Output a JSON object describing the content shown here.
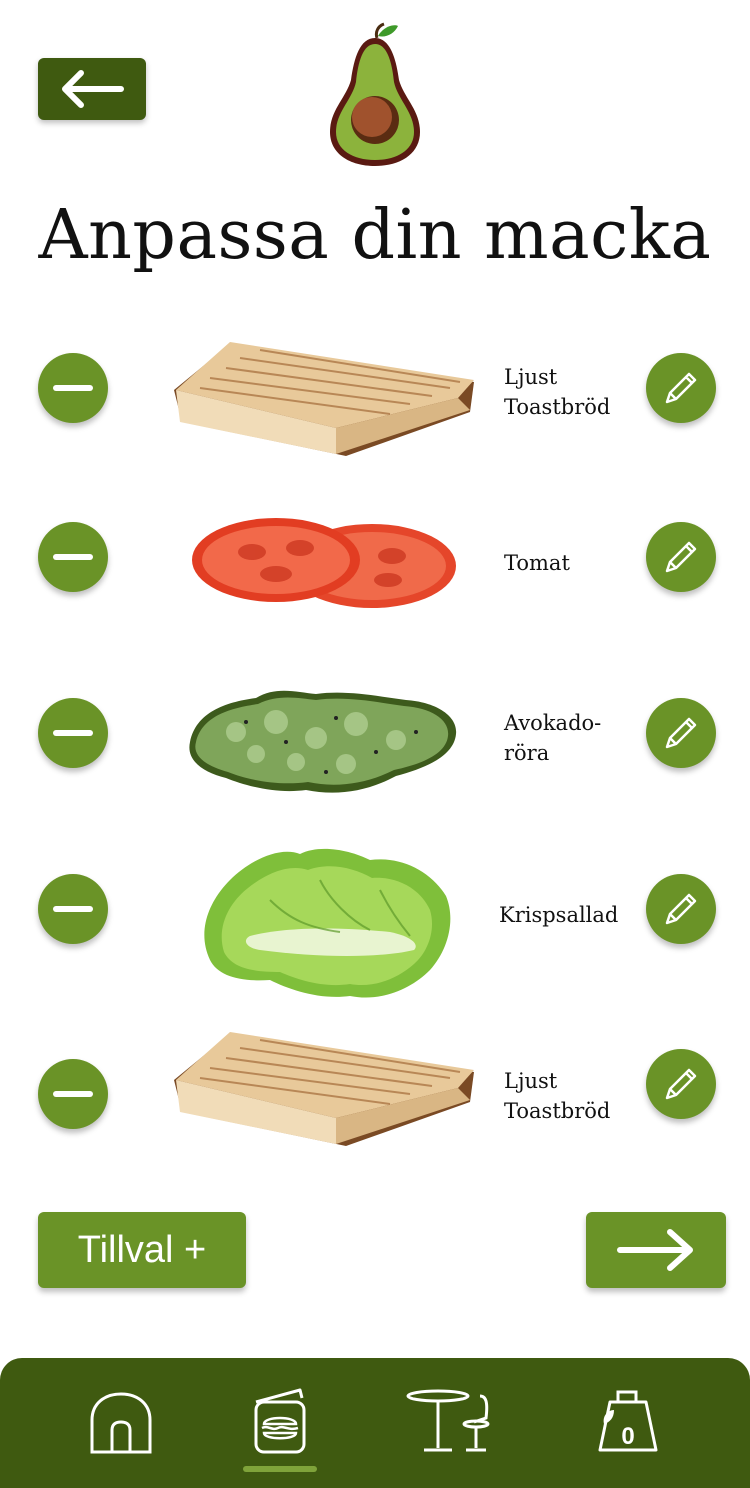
{
  "header": {
    "title": "Anpassa din macka"
  },
  "ingredients": [
    {
      "name": "Ljust Toastbröd",
      "image": "toast-bread",
      "minus_icon": "minus-icon",
      "edit_icon": "pencil-icon"
    },
    {
      "name": "Tomat",
      "image": "tomato-slices",
      "minus_icon": "minus-icon",
      "edit_icon": "pencil-icon"
    },
    {
      "name": "Avokado-röra",
      "image": "avocado-mash",
      "minus_icon": "minus-icon",
      "edit_icon": "pencil-icon"
    },
    {
      "name": "Krispsallad",
      "image": "lettuce",
      "minus_icon": "minus-icon",
      "edit_icon": "pencil-icon"
    },
    {
      "name": "Ljust Toastbröd",
      "image": "toast-bread",
      "minus_icon": "minus-icon",
      "edit_icon": "pencil-icon"
    }
  ],
  "actions": {
    "tillval_label": "Tillval +"
  },
  "nav": {
    "items": [
      {
        "icon": "home-icon"
      },
      {
        "icon": "sandwich-icon",
        "active": true
      },
      {
        "icon": "cafe-table-icon"
      },
      {
        "icon": "cart-bag-icon"
      }
    ],
    "cart_count": "0"
  },
  "colors": {
    "dark_green": "#3f5a10",
    "accent_green": "#6a9327",
    "indicator": "#7fa33a"
  }
}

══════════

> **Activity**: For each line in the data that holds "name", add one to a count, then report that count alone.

> **Task answer**: 5